In contrast, the chamois in both the Vomax and Sommerville Sports versions, is very stiff so that, even after multiple wears, it still pokes out in the back just below the tailbone (not the most attractive silhouette!) Also, the Sommerville shorts have leg grips of death. My entire team had to insert rolled up towels into the legs to try and stretch them out before we could wear them without cutting off our blood circulation.
Unfortunately, Hincape doesn’t seem to offer their standard team kit bib short for sale to the general public – at least I haven’t been able to find it. In my quest to find the perfect bib shorts, I think I’ve slipped into every chamois out there. Here are some of my favorite bibs and what I’ve discovered along the way.
Versatility isn’t a word commonly associated with triathlon gear. So we’re particularly excited to see a helmet that not only excels in aerobars but also offers roadies a real slipstream advantage. Rudy Project claims its Boost 01 aero road helmet reduces aerodynamic drag by 12% compared to traditional road helmets.
While it took longer for the Italian company to enter the aero road market, they finally have a dog in the fight. Aerodynamically engineered by wind tunnel master John Cobb, the Boost 01 marries the ventilation and comfort of an aero road helmet with the aerodynamic time trial design that’s set Rudy Project apart as the most worn helmet at the IronMan World Championships.
Having tested other aero road helmets, we strapped on the Rudy Project and put it to the test.
If you’re a bike commuter like me, you know how important it is to have a good, reliable light. Bike lights provide two functions, both equally important. One is to be seen and the other is to allow you to see. There are a lot of options out there so it can be hard to know which one to go with. If you’re still trying to decide on a light, check we’ve rounded up and reviewed our favorite head and tail lights here.
First off, in case you were wondering, those little blinking lights don’t do much at all. They’re normally not bright enough to cut through rain or fog or haze. As a daily New York City commuter, I can attest to the fact that you really need to invest in a light with at least 350 lumens at its brightest. You want a light that you can operate at varying intensities and patterns – flashing, strobing, always on – depending on what conditions you’re biking through. And
You want a light that you can operate at varying intensities and patterns – flashing, strobing, always on – depending on what conditions you’re biking through. And it’s super helpful if your light is waterproof.
The Urban 350 Bike Light from Light and Motion offers all of these things.
The Cyglolite Metro 400 has, as its name suggests, a 400-lumen output.
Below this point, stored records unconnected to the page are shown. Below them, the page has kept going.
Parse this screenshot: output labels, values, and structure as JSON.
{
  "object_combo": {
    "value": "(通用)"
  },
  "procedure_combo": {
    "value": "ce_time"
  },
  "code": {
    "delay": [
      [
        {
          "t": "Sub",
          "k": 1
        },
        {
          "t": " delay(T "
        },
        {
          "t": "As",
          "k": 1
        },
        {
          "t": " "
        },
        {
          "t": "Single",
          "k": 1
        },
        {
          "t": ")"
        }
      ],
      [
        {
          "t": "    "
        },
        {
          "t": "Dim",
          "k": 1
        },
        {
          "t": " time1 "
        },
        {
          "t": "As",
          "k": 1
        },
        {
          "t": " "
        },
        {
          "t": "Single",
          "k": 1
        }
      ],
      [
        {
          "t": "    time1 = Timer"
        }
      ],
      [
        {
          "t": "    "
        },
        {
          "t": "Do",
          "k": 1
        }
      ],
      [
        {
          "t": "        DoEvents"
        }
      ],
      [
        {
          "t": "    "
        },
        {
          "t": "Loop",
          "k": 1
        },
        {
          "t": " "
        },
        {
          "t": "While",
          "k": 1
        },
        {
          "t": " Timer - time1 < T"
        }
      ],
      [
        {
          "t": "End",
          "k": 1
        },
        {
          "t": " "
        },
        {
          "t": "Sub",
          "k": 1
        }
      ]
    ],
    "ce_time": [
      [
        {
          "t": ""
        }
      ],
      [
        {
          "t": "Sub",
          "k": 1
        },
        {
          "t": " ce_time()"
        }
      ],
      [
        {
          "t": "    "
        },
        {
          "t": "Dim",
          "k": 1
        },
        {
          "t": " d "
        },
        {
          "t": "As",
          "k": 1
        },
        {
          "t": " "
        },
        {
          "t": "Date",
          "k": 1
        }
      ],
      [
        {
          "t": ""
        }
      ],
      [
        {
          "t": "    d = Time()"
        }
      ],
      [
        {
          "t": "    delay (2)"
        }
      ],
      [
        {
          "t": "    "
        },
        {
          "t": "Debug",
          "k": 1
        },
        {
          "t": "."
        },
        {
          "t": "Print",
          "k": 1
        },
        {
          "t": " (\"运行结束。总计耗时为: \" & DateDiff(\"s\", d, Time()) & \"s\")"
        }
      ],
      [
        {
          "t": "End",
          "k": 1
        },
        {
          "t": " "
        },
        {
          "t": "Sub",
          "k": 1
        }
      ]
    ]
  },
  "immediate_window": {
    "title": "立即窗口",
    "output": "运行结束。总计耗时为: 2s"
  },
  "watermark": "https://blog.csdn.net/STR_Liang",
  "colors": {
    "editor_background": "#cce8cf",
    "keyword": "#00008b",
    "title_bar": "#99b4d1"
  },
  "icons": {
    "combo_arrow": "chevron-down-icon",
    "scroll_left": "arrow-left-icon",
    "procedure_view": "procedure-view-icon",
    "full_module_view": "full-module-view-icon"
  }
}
In daylight flashing mode, it puts out 500+ lumens in short, bright spurts. It has 6 different modes, 3 steady, 2 flashing, and 1 walking and side illumination ports for better visibility.
Road riders are very particular about the function and feel of their drivetrain, braking, and shifting mechanisms, a collection of components known as a group, groupset, or “gruppo,” if your love of Italian cycling affectations was never sullied by Breaking Away.
Shimano has built a reputation for building superb groups with technology that trickles down from one elite generation of Dura Ace components, down through Ultegra, 105 [one oh five], Tiagra, Sora, and the humble Claris line.
Is it worth the upgrade to 105 or does Tiagra fit the bill? Let’s take a closer look.
Whether you’re commuting to work, running errands, heading out for a long all-day ride with the crew, or just tooling around the park, you should wear a helmet. There aren’t any laws in this country requiring cyclists to wear helmets (unless they are under a certain age) but statistics do show that the risk of serious head injury is reduced by 70% if the rider is wearing a helmet.